Enron was a similar example. No one understood how Enron was making money, but no one wanted to be that guy who looked foolish for not getting it. So everyone piled in and gave them a buy rating. John Olson was the lone analyst who said Enron was a sell for over 10 years. His reward was being ostracized by wallstreet over that time. Being right can be lonely.
Bubbles are another hallmark of social proof. Anytime we observe a power law, social proof won’t be far behind. If everyone else is making money in internet stocks or real estate, it must be full proof. Why else would anyone be buying them?
CEO’s often fall victim to social proof. Time Warner bought AOL at the worst possible time with the argument that everyone else was doing it. Similarly, everyone bought their own oil exploration company right before the market crashed in 2014. Just look at Freeport McMoran. Charlie Munger puts it this way:
Big-shot businessmen get into these waves of social proof. Do you remember some years ago when one oil company bought a fertilizer company, and every other major oil company practically ran out and bought a fertilizer company? And there was no more damned reason for all these oil companies to buy fertilizer companies, but they didn’t know exactly what to do, and if Exxon was doing it, it was good enough for Mobil, and vice versa. I think they’re all gone now, but it was a total disaster.
The point is, having others agree with you isn’t the same as being right. Warren Buffett often states:
We derive no comfort because important people, vocal people, or great numbers of people agree with us. Nor do we derive comfort if they don’t
The only thing that matters is that we form sound judgements based on facts. The rest is just having the courage to act on those judgements, even when everyone else is doing something different.
Ralph Waldo Emerson, an American transcendentalist, once said:
It is easy in the world to live after the world’s opinion; it is easy in solitude to live after our own; but the great man is he who in the midst of crowd keeps with perfect sweetness the independence of solitude.

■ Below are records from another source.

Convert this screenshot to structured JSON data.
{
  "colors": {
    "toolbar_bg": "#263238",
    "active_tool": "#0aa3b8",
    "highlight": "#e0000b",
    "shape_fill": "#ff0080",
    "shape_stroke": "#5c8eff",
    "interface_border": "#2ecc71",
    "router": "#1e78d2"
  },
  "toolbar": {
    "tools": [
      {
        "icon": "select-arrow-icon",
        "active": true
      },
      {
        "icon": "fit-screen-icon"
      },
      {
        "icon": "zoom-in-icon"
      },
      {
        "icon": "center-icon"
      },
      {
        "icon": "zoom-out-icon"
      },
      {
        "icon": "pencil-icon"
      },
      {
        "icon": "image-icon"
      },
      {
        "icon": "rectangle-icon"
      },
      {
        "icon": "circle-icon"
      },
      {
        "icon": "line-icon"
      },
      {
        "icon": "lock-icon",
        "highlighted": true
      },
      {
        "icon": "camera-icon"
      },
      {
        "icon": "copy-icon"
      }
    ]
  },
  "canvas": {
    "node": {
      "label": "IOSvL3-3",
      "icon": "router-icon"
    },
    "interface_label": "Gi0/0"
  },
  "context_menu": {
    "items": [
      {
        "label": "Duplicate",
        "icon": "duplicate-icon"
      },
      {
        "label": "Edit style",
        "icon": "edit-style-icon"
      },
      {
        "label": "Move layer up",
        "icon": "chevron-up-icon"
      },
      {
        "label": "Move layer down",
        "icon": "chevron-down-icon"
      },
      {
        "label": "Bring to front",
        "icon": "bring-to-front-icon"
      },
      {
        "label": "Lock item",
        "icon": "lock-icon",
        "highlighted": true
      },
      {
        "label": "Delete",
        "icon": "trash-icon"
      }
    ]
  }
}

Social proof is the human tendency to live after the world’s opinion. It is a reasonable shortcut for figuring out what is right and wrong; but when it fails, it fails big. Like Emerson suggests, we should always fall back on the reason of solitude.